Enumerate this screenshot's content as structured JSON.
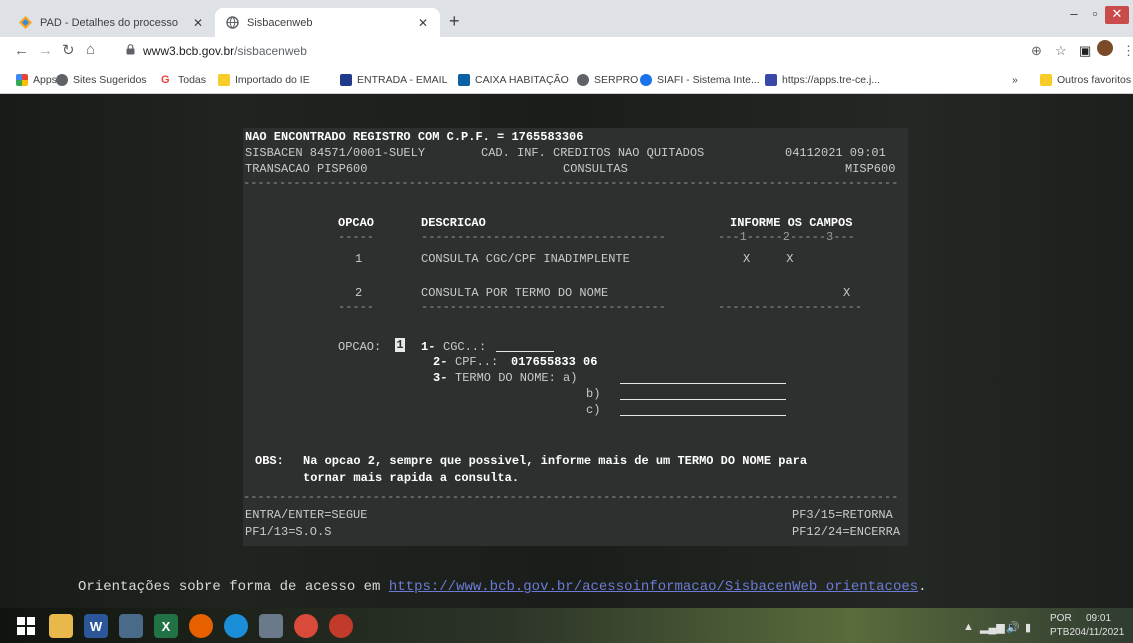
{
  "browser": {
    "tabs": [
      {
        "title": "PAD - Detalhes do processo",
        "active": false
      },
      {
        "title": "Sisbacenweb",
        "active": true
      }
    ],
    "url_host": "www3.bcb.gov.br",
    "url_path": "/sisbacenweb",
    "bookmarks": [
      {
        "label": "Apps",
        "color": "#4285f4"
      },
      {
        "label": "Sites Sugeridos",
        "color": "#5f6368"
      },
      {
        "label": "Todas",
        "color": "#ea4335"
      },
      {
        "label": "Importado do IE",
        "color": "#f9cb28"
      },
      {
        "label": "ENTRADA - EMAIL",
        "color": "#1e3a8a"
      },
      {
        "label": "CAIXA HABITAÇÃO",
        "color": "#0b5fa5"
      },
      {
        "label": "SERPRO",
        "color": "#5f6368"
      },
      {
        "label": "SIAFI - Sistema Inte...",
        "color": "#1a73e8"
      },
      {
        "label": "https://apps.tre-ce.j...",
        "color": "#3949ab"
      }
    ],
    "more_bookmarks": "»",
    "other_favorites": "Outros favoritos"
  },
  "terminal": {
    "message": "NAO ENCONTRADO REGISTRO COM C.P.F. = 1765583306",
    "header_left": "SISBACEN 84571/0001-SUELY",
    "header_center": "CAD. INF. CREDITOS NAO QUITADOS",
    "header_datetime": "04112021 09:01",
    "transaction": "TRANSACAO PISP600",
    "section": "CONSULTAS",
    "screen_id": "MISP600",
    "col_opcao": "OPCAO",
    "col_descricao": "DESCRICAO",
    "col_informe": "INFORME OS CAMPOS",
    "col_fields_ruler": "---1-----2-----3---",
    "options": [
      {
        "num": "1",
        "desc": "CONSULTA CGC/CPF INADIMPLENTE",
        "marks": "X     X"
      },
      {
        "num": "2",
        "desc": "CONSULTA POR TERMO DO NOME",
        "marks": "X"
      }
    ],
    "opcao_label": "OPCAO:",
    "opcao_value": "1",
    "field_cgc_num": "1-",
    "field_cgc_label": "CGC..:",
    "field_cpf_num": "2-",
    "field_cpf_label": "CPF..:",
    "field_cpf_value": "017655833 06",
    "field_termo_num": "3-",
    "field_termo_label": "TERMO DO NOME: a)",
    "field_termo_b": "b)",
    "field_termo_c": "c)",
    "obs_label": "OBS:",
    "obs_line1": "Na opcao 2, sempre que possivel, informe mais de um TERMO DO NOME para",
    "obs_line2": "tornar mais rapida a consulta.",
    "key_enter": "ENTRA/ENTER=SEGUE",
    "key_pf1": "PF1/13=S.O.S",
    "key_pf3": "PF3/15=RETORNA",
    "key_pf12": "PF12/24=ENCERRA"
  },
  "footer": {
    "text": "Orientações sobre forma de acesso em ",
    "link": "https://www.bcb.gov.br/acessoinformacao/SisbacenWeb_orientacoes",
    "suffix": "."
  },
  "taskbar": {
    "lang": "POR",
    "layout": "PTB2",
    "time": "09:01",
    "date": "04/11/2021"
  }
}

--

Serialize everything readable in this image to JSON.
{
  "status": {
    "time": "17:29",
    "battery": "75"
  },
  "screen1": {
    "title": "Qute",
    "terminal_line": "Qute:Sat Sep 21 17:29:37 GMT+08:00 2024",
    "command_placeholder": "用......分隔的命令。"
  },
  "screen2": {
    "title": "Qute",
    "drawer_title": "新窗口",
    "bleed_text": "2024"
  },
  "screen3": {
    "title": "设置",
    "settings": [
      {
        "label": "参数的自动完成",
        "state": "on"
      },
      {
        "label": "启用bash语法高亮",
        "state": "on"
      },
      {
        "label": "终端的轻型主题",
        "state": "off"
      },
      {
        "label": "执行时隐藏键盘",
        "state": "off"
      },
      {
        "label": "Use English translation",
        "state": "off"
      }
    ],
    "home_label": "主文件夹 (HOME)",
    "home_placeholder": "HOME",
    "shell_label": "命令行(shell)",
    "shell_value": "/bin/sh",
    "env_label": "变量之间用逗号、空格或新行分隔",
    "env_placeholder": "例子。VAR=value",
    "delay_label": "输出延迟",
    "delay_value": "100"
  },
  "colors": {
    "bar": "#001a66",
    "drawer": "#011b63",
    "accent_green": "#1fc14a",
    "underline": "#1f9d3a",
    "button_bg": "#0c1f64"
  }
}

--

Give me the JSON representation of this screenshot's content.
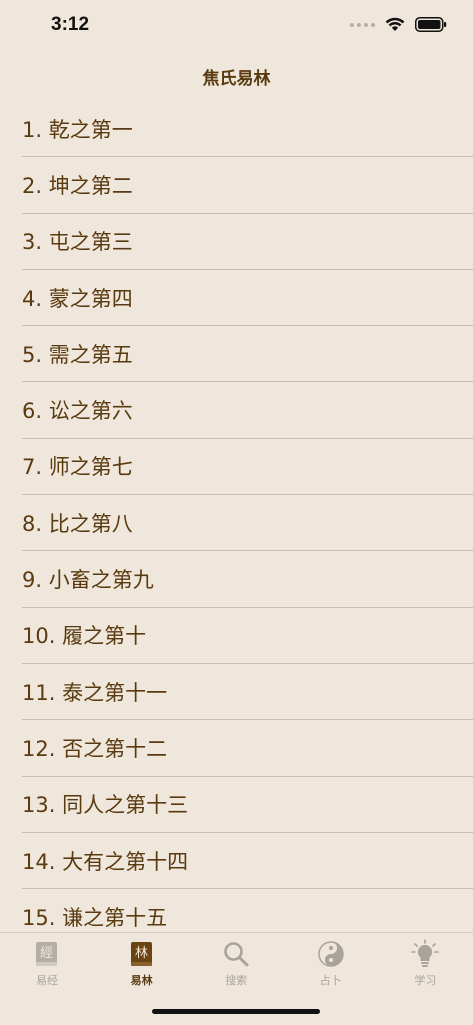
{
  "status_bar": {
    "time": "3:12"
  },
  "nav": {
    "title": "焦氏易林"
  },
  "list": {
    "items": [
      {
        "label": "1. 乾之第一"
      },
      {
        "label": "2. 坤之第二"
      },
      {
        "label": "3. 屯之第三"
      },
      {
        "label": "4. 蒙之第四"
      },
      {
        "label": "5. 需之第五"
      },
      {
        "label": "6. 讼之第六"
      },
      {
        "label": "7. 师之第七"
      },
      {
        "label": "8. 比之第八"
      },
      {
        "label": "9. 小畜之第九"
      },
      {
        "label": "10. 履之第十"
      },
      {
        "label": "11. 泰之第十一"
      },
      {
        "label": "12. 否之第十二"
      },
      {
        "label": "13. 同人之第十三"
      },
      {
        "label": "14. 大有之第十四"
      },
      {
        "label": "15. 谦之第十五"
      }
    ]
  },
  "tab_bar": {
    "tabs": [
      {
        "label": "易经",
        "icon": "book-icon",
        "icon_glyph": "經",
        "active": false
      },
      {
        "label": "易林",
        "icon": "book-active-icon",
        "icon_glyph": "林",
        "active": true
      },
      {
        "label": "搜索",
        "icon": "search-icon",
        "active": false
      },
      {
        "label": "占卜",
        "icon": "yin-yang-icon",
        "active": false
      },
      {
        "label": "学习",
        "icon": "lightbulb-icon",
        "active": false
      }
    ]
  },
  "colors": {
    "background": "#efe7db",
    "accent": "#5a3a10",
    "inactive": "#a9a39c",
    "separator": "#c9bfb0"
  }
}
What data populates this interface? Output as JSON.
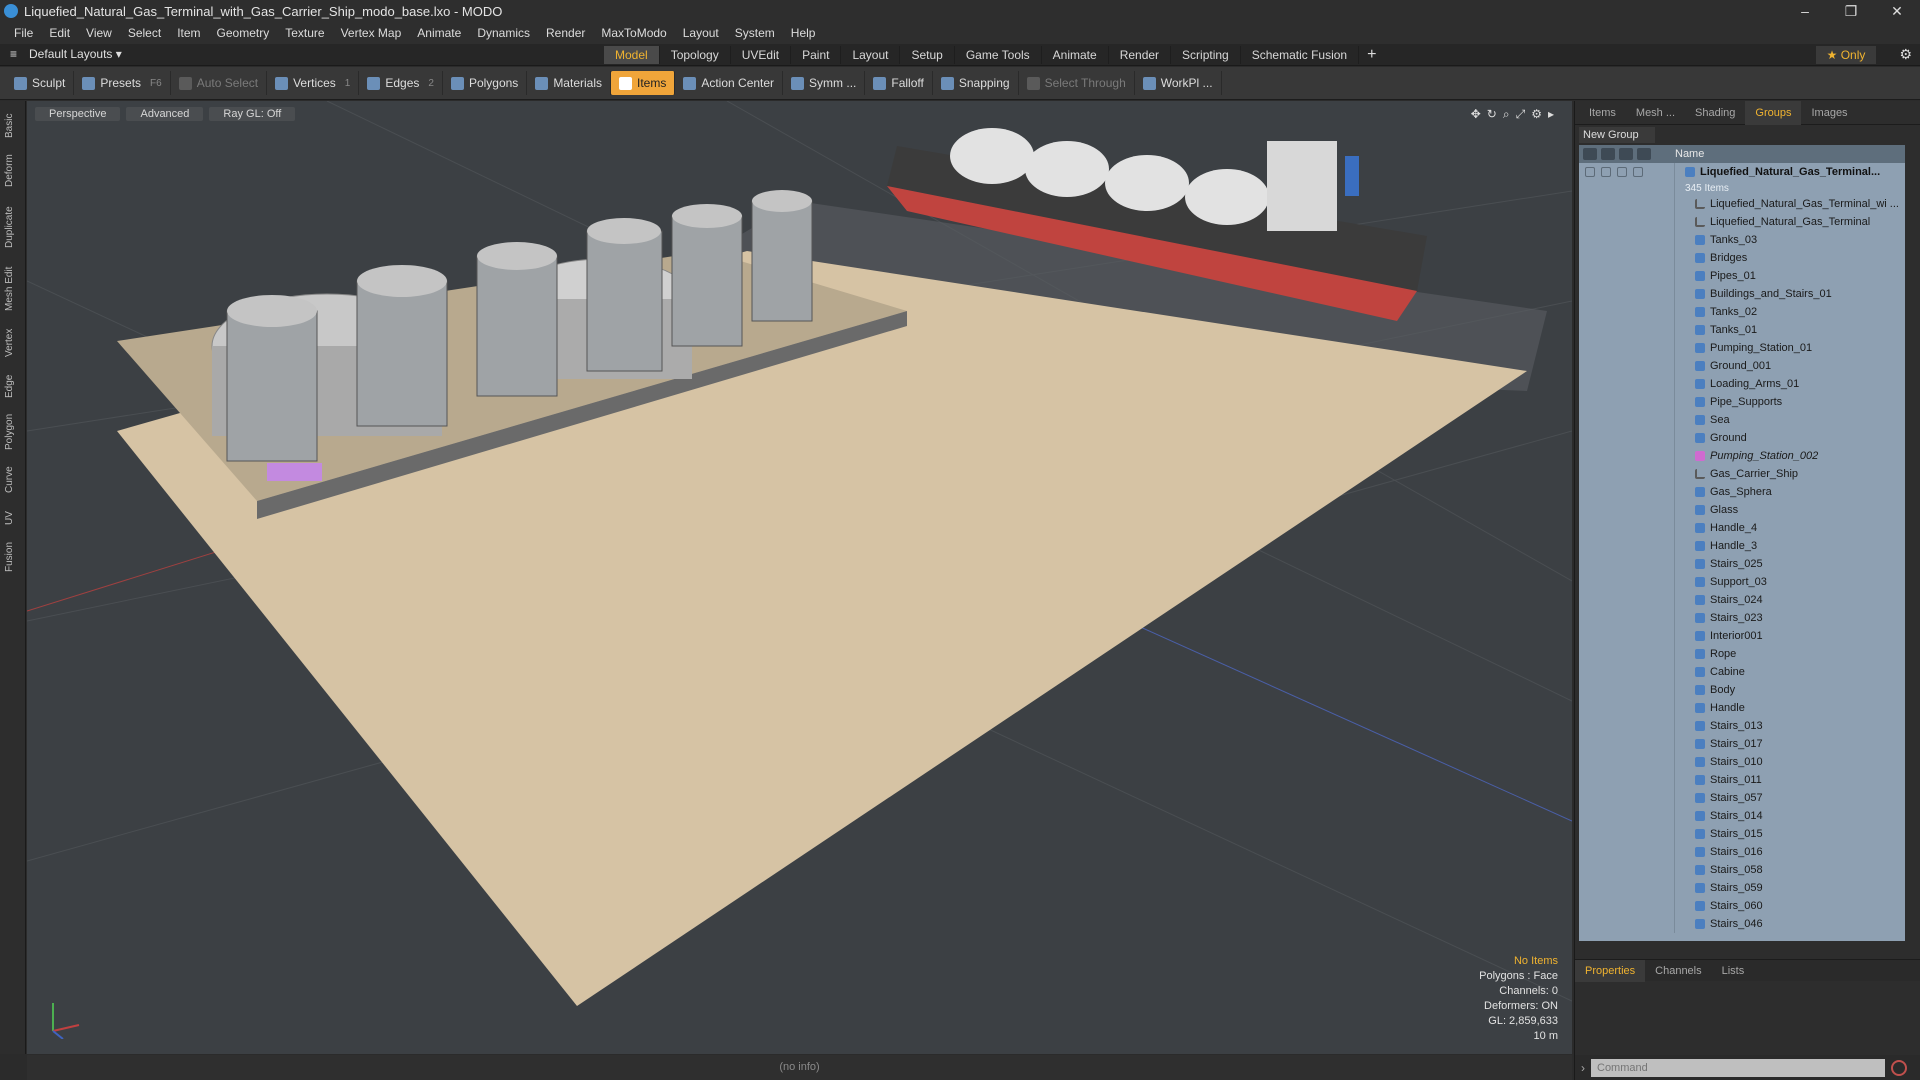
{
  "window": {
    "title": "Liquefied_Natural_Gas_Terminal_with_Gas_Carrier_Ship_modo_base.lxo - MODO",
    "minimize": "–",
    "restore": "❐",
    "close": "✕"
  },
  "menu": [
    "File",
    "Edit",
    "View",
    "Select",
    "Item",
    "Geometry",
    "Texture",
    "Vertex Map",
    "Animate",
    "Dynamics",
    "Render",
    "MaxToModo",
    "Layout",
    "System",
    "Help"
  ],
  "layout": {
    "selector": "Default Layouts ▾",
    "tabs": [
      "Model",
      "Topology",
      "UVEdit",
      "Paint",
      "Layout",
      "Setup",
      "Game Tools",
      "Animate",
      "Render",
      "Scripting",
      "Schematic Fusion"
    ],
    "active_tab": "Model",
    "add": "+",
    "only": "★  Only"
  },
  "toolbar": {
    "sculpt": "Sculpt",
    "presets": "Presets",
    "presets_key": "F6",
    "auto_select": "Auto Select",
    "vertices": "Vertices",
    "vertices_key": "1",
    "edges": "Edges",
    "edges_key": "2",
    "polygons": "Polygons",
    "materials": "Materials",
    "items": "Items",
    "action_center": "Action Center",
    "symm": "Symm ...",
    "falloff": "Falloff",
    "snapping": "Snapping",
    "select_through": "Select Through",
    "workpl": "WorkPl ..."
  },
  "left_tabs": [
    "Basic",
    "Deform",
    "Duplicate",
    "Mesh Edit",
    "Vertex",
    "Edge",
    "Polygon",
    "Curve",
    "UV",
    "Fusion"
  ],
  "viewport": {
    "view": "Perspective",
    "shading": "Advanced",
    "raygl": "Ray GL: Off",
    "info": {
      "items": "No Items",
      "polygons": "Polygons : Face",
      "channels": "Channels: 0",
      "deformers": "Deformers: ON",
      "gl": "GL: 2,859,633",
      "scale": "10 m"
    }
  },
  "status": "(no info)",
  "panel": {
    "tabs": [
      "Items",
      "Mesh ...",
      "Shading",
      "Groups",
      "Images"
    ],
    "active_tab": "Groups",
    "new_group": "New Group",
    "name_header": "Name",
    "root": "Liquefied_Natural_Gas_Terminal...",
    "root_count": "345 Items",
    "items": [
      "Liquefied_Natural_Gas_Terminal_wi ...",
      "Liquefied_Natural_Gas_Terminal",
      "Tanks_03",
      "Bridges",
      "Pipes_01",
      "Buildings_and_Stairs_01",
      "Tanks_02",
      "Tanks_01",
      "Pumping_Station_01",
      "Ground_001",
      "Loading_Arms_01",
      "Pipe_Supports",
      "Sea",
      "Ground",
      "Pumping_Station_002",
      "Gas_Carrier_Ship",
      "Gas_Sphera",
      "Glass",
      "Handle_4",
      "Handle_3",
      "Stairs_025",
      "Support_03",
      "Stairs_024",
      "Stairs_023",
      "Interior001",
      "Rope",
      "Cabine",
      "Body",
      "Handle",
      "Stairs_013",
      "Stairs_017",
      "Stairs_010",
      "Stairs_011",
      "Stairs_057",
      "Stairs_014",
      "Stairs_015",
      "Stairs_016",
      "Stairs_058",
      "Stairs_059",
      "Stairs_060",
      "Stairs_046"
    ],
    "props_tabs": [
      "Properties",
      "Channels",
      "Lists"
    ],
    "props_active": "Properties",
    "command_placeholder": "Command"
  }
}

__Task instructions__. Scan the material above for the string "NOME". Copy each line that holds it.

__Solution__.
        "desc": "CONSULTA POR TERMO DO NOME",
    "field_termo_label": "TERMO DO NOME: a)",
    "obs_line1": "Na opcao 2, sempre que possivel, informe mais de um TERMO DO NOME para",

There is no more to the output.